Friedrich Engels, when he still called himself a ‘communist’,1 once wrote along these lines:

The more the class struggles advance in a country and the more bourgeois society approaches its collapse, the more severely it will use the state’s means of power against the proletariat in order to preserve itself.
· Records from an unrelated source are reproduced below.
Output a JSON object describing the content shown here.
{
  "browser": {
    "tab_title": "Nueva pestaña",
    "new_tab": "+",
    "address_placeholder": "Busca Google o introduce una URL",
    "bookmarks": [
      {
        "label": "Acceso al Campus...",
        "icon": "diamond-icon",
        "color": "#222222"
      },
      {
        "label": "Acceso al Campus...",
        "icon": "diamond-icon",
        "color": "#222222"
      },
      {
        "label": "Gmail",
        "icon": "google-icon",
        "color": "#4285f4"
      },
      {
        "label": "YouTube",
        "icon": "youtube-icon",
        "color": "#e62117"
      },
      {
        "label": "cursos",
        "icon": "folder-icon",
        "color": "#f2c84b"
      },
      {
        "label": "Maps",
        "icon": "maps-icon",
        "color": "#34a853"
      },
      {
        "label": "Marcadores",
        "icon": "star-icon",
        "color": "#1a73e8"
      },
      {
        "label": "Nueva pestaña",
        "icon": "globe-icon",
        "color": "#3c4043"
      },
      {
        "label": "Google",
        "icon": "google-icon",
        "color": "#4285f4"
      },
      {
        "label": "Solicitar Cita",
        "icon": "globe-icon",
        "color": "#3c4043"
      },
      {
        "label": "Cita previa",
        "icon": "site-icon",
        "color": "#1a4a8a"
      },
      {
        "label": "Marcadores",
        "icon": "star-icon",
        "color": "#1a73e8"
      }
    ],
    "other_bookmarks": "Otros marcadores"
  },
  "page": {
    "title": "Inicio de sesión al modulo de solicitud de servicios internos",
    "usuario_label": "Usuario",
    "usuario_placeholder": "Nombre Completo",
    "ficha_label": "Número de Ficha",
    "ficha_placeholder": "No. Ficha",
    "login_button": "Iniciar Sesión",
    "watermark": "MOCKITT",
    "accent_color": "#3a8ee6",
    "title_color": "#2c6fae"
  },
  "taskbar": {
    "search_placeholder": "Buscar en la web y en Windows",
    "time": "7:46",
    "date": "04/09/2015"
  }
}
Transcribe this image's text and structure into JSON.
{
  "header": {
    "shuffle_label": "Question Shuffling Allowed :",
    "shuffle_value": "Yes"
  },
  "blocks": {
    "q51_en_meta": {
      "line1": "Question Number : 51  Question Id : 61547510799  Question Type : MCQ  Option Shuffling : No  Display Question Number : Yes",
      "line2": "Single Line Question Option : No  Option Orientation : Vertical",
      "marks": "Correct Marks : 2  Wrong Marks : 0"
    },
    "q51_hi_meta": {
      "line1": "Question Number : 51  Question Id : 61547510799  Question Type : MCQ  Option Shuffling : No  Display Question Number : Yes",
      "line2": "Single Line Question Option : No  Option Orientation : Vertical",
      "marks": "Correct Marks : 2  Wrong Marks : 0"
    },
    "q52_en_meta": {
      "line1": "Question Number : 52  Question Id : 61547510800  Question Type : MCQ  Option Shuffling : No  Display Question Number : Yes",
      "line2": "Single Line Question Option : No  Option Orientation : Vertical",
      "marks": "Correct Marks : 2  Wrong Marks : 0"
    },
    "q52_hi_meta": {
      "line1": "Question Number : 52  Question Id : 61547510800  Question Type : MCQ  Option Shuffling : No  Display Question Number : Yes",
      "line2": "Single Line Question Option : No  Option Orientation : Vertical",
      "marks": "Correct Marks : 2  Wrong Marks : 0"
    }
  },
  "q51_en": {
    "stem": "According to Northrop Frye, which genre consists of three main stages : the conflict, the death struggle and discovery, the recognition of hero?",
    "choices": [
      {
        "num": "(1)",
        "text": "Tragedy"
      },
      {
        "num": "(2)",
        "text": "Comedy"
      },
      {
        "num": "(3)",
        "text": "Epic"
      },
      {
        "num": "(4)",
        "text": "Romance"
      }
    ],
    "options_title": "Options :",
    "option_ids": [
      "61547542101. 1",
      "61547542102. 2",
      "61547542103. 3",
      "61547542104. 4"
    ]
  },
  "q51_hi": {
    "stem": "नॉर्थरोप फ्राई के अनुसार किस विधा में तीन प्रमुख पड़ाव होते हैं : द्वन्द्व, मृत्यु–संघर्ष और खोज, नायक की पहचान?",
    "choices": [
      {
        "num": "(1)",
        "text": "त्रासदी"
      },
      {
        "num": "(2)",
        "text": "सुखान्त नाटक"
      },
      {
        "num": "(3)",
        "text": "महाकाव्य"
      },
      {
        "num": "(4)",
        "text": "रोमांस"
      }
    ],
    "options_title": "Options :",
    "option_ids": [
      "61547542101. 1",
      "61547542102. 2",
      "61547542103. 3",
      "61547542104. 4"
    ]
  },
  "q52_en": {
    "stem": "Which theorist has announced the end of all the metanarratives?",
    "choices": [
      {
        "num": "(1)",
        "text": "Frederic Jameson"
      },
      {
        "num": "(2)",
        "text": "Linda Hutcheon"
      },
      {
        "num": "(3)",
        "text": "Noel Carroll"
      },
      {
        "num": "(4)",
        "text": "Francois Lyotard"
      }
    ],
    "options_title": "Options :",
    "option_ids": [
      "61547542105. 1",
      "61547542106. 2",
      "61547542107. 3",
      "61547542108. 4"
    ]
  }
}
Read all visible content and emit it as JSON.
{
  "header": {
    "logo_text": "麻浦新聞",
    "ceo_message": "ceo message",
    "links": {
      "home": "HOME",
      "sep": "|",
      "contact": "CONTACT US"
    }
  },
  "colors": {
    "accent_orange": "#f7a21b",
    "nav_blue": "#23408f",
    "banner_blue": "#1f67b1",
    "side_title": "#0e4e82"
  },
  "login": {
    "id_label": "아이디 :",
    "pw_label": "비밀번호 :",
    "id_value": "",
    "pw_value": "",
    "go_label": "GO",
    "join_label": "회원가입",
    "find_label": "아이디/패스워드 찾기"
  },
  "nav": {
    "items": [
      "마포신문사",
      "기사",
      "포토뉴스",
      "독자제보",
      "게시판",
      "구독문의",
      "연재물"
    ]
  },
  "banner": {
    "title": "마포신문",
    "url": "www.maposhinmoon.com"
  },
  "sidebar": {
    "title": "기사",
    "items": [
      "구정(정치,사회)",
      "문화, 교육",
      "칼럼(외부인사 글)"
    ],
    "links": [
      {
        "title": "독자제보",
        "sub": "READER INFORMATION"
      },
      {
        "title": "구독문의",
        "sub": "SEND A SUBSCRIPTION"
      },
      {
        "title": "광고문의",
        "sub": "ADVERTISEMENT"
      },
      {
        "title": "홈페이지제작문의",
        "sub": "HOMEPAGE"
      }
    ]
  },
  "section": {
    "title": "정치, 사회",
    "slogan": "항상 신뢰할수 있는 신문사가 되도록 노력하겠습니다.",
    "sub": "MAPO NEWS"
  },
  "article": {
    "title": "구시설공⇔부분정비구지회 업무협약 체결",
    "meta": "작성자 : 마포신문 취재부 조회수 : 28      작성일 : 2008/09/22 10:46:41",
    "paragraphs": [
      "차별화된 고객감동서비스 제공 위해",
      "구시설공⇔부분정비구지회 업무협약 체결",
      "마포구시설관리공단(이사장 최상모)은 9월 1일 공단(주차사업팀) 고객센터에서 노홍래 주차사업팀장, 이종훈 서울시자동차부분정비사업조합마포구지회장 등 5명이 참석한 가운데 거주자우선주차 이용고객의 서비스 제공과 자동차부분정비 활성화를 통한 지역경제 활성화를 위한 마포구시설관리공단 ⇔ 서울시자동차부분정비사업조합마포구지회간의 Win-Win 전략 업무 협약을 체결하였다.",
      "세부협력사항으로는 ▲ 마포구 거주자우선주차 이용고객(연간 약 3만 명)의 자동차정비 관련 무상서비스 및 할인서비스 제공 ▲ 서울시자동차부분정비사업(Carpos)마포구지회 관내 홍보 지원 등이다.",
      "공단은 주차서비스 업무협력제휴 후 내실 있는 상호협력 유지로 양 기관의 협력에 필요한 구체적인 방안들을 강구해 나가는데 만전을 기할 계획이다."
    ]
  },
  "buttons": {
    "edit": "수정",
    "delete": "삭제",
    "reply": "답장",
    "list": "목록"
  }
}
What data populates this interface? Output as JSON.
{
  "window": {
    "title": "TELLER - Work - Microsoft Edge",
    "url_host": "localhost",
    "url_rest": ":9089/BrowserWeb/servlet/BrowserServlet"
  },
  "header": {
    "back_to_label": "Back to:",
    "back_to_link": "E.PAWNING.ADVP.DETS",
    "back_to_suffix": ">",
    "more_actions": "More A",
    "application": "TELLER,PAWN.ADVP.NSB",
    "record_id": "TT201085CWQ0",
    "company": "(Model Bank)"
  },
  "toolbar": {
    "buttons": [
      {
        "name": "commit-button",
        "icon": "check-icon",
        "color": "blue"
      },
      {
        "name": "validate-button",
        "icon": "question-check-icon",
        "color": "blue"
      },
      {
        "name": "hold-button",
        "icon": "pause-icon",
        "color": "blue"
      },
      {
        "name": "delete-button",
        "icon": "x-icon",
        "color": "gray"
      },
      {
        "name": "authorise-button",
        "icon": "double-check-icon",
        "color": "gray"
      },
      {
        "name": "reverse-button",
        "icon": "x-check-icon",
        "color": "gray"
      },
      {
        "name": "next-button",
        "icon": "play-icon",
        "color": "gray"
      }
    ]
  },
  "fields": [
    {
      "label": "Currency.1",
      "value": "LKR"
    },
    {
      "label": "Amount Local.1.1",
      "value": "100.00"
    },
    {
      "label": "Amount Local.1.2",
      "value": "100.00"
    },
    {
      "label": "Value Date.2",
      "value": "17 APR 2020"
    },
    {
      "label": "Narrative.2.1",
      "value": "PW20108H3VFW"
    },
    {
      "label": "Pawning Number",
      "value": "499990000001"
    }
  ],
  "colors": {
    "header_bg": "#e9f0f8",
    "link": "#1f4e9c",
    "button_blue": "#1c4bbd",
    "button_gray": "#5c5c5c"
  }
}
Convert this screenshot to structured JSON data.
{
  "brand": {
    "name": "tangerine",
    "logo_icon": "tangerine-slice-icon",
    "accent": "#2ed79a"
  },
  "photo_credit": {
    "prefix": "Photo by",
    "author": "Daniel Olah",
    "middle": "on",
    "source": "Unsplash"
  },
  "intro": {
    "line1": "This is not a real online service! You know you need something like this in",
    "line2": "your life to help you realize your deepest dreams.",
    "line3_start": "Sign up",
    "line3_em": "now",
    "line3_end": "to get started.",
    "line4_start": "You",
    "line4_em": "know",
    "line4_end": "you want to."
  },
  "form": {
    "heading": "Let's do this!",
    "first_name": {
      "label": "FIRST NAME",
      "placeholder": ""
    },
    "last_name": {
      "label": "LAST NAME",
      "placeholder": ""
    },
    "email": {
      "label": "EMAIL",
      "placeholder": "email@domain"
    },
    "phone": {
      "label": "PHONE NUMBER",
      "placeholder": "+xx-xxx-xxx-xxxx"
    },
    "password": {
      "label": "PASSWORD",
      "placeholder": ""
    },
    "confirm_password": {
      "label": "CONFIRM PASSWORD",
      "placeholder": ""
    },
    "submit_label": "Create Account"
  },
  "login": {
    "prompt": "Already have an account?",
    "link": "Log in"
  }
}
The Germany of the bourgeoisie, in the administration of which former social democrats participate - at this time with particular zeal as leaders of the Stinnes coalition - proves the correctness of this characterisation of the brutal class state. Ever since the foundations of capitalist rule have been shaken by war, collapse and revolution, it has ruthlessly used the most brutal means against the revolutionary vanguard of the proletariat in order to suppress it: lies and slander, informants, provocations, warfare, common crime up to and including murder, and the incarceration of innocent people through a political justice based on vengeance. If we look back at the history of the German revolution from [Gustav] Noske to Hörsing, we see bankrupt German capitalism’s use of these means appearing clearly and systematically. But the truth does break through. In spite of all the suppression and persecution, it has also prevailed against the lies about the March Action. May this publication reveal the truth to the German proletariat as a whole.

The testimonies are reproduced according to shorthand notes taken during the negotiations. Unfortunately, some gaps in the transcript were caused by the fact that the witnesses sometimes spoke most unclearly and their voices were drowned out by the noise of the parliamentary hustle and bustle. As a result, it was sometimes only possible to summarise what was said. But this does not apply to the most important statements that were made. The reader will certainly be able to find these important passages without any difficulty. In order to save space, deletions have only been made in passages that were of secondary importance or that contained superfluous repetitions.

  1. I can only assume that this is a response to some polemical attacks from social democracy along the lines of ‘Engels was a social democrat’ and/or the claim that ‘In the 1890s Engels wrote that the time for street battles was over’, etc. If it is such a response, then unfortunately it is not a very good one: I am unable to find the quote Kilian cites in German or English, and he seems to take as good coin the notion that at some point Engels stopped referring to himself as a communist.↩︎